Art History: From Nineveh to Hobart
“From Nineveh to Hobart”

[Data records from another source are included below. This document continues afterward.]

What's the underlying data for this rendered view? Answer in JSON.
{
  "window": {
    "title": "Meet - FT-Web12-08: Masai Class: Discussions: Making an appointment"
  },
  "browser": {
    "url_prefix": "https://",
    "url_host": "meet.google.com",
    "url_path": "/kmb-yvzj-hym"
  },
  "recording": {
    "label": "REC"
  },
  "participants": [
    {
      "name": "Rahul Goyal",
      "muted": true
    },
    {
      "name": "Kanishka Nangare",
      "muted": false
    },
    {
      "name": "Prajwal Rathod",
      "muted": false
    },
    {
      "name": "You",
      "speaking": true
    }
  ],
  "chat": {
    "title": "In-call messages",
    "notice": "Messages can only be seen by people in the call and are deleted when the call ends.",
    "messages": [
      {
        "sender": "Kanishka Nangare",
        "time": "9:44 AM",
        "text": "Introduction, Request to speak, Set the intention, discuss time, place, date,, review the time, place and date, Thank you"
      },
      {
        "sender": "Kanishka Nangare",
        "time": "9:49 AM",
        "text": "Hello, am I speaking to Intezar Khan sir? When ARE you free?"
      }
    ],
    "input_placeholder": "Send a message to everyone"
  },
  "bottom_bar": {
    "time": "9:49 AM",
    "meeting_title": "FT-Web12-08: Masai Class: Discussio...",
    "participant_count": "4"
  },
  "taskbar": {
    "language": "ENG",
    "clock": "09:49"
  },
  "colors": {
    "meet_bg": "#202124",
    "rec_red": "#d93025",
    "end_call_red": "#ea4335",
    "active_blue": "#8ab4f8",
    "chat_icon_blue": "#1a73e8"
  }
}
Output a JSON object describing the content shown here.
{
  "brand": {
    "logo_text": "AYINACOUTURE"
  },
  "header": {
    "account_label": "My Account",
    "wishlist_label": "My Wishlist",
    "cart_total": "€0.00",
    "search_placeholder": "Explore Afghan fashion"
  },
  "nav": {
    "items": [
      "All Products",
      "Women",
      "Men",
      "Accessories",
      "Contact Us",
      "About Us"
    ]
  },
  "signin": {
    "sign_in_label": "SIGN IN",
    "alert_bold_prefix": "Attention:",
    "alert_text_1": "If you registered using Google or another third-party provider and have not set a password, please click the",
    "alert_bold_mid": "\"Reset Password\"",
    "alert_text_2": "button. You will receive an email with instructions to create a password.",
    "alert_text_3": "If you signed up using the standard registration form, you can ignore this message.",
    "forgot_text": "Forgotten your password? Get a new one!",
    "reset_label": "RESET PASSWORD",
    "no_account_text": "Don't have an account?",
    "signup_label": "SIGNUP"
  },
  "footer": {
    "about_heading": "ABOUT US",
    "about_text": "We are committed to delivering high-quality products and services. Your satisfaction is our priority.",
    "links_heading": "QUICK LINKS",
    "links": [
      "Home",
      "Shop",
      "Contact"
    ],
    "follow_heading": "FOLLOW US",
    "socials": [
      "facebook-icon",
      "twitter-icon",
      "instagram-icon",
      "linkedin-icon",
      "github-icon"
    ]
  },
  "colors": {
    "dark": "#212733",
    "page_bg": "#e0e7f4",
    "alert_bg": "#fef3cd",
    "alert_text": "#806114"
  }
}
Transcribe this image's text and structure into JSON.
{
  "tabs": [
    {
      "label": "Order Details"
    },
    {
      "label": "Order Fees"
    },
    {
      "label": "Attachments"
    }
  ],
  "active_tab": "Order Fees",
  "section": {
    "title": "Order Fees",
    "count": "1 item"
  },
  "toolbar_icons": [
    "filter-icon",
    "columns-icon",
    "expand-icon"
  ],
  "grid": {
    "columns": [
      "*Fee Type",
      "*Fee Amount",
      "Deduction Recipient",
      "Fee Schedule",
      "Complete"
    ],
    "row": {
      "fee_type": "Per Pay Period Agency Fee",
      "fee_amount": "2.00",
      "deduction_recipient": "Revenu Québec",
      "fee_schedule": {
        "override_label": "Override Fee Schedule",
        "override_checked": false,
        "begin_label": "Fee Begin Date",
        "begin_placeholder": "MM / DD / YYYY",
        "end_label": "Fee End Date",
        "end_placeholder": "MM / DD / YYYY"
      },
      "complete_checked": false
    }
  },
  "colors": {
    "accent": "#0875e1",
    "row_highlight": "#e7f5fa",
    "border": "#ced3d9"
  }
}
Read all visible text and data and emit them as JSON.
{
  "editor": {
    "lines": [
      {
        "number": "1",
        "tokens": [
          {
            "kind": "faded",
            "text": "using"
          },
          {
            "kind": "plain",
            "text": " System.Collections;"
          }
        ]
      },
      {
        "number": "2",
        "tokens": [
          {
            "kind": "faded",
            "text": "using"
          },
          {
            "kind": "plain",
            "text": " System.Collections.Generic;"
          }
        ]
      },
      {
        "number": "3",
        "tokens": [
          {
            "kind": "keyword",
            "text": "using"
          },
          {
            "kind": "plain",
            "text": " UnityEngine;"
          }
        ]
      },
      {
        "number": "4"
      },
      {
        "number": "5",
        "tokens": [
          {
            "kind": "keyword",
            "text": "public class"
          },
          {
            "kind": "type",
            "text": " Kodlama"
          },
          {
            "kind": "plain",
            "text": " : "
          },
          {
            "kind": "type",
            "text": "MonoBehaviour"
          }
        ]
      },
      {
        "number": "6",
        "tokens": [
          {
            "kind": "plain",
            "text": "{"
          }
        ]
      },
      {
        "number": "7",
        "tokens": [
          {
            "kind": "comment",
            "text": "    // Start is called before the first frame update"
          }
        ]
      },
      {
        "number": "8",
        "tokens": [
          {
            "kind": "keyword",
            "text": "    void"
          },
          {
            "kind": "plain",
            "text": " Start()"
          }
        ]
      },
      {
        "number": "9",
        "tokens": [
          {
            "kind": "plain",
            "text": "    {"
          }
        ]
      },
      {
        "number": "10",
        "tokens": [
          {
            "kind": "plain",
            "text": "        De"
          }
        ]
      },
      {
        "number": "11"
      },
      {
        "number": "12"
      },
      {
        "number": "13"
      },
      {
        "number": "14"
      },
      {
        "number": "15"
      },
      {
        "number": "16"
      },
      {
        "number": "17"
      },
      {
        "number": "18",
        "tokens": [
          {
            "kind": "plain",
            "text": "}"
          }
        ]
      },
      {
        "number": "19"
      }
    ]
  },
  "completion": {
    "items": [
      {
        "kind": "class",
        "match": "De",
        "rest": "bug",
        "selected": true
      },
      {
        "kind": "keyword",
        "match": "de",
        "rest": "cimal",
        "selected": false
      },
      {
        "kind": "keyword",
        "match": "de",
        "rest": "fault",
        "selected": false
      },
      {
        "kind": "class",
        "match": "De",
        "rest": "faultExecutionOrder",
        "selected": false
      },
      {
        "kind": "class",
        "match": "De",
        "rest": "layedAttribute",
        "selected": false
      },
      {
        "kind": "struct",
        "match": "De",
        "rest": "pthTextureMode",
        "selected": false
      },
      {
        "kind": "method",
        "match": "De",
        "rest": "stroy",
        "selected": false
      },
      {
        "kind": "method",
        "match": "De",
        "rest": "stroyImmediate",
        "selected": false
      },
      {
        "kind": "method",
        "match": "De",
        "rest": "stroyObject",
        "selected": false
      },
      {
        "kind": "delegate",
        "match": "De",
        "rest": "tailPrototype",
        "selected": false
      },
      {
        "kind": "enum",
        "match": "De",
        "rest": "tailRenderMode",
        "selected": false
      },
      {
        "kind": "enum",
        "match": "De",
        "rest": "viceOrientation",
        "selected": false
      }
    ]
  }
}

The arrival of Old-World antiquities in Australia for the first time around the mid 19th century A.D. is a metaphor for the cultural dichotomy that still prevails in the country today. Brought in by educated Englishmen who were steeped in the Classics and world of the Bible, inspired by the Enlightenment and appointed to responsible positions in the Colonies, these ancient artefacts from Egypt, Mesopotamia, Greece and Rome were intended to reinforce the Western orientation of the European settlers and educate the masses. Merrillees’ research centers on a singular piece of stone bas relief from the northern palace of the Assyrian king, Ashurbanipal, who ruled from Nineveh in ancient Mespotamia, modern Iraq, between 668 B.C. and 627 B.C. This genuine fragment, unique in Australia was donated to the Tasmanian Museum and Art Gallery in 1858 and lay undisturbed and unrecognised for over a 140 years. Who donated it and why?